Every line below containing the word "美术老师的放羊班" should be found and copied.

-=-=-=-=-

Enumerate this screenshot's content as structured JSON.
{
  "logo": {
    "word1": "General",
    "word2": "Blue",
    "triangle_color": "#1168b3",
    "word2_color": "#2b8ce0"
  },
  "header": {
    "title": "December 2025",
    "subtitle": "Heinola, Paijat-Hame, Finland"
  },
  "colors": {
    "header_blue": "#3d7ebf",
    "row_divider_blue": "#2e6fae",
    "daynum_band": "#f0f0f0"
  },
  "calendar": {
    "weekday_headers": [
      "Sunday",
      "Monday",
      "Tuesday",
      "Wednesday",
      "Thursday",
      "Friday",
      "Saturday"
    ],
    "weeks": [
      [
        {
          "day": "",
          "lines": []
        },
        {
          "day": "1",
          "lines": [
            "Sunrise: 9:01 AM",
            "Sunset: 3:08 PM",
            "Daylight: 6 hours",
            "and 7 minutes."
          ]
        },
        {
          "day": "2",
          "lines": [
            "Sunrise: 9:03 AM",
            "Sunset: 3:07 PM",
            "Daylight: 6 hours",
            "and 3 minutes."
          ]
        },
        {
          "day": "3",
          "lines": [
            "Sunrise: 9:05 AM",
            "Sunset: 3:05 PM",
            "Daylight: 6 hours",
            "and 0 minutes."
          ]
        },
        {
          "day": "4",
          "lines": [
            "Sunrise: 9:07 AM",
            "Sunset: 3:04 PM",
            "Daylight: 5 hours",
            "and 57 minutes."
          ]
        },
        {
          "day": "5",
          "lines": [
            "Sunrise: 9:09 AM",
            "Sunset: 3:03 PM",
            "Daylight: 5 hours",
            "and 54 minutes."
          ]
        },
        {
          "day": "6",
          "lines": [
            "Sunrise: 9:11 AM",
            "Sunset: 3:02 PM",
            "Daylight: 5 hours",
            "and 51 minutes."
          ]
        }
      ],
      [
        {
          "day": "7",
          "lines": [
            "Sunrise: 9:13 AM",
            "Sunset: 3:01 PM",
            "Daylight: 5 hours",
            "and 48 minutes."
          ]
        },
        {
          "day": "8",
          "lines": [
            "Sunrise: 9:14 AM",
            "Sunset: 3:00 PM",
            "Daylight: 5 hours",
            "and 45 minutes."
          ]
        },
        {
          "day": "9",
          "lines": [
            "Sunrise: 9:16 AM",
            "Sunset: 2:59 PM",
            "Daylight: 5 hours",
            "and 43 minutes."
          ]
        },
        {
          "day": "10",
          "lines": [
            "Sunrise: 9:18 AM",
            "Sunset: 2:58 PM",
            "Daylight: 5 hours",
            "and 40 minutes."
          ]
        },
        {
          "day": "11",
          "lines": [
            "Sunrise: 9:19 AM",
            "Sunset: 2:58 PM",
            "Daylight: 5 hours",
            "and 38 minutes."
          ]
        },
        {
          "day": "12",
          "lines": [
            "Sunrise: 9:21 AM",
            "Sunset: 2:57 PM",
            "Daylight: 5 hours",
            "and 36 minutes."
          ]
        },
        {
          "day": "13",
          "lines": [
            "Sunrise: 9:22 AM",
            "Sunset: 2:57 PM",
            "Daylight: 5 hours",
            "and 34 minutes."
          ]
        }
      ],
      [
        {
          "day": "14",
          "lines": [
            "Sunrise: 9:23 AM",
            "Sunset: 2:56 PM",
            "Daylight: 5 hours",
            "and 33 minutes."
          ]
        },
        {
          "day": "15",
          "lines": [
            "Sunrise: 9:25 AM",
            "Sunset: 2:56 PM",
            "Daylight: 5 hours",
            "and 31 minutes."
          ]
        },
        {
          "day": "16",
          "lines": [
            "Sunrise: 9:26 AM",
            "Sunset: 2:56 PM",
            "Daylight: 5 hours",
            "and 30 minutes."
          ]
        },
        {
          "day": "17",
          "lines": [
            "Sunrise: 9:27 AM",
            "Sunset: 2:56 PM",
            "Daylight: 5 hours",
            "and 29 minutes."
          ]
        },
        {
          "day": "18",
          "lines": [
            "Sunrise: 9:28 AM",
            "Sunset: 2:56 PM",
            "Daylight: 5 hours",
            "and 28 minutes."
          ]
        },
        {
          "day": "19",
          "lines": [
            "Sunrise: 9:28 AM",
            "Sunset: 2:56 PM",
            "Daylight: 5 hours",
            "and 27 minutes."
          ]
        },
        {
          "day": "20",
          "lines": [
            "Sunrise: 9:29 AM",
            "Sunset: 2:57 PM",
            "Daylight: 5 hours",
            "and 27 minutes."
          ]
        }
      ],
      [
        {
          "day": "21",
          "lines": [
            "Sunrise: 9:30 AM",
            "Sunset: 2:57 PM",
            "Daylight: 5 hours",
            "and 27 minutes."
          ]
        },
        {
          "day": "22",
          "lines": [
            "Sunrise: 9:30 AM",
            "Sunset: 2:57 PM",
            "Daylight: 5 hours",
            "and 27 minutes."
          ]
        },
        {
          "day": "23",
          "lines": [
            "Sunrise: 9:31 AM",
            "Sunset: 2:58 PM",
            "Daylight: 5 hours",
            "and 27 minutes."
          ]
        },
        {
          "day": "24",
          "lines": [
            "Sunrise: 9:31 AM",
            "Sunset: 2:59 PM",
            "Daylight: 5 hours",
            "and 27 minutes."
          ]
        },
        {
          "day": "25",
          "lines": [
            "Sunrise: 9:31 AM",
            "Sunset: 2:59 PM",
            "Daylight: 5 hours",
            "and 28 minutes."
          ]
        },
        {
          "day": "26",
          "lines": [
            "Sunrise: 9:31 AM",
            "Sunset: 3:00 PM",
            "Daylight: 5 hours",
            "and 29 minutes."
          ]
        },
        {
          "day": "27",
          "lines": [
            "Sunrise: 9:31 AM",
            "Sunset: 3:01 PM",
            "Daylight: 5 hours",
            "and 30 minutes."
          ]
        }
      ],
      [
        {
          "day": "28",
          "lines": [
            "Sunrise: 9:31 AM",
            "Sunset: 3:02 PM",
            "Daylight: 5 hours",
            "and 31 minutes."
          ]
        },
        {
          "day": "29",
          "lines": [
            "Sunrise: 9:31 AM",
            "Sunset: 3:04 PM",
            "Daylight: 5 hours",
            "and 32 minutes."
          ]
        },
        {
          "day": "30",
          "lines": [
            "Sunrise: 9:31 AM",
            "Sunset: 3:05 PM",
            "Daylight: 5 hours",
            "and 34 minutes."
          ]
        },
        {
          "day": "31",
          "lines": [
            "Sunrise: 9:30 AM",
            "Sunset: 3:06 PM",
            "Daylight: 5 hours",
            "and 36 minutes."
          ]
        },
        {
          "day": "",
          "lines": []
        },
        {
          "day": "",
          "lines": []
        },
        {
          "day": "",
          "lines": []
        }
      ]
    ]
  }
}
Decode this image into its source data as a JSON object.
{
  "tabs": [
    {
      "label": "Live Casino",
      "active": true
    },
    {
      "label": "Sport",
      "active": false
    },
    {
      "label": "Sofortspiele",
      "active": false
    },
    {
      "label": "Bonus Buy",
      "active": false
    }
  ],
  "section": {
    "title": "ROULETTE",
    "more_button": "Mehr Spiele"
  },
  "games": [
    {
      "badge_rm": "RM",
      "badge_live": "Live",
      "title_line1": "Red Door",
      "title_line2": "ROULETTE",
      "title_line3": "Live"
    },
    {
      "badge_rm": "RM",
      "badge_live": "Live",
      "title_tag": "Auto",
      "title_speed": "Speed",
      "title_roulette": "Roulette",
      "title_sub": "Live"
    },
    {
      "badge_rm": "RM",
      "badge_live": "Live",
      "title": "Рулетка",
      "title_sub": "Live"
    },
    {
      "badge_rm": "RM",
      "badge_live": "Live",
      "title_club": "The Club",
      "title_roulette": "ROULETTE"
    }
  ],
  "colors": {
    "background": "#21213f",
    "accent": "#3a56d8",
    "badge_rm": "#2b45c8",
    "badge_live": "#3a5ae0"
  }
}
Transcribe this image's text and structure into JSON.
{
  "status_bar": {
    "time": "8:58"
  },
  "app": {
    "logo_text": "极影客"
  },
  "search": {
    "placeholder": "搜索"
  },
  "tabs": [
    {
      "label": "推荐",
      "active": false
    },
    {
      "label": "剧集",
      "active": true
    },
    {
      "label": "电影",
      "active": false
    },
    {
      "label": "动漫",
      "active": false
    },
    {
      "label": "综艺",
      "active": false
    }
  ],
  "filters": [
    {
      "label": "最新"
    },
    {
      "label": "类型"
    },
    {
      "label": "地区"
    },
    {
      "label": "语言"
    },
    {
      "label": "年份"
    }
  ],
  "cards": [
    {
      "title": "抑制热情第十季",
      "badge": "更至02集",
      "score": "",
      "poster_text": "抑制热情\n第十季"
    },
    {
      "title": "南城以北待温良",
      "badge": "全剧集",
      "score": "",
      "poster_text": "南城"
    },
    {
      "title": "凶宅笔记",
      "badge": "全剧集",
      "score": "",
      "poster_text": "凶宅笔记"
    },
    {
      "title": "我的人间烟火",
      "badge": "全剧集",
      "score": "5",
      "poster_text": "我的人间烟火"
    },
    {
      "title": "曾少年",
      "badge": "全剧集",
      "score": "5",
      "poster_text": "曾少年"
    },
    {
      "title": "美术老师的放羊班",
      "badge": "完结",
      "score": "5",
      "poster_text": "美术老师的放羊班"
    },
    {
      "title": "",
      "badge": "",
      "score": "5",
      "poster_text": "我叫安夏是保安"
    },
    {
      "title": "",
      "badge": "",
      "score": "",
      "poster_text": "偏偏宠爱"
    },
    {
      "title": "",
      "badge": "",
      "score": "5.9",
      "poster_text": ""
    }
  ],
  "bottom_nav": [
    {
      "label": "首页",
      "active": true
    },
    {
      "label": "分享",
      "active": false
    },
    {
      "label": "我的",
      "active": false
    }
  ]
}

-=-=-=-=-

Answer below |
      "title": "美术老师的放羊班",
      "poster_text": "美术老师的放羊班"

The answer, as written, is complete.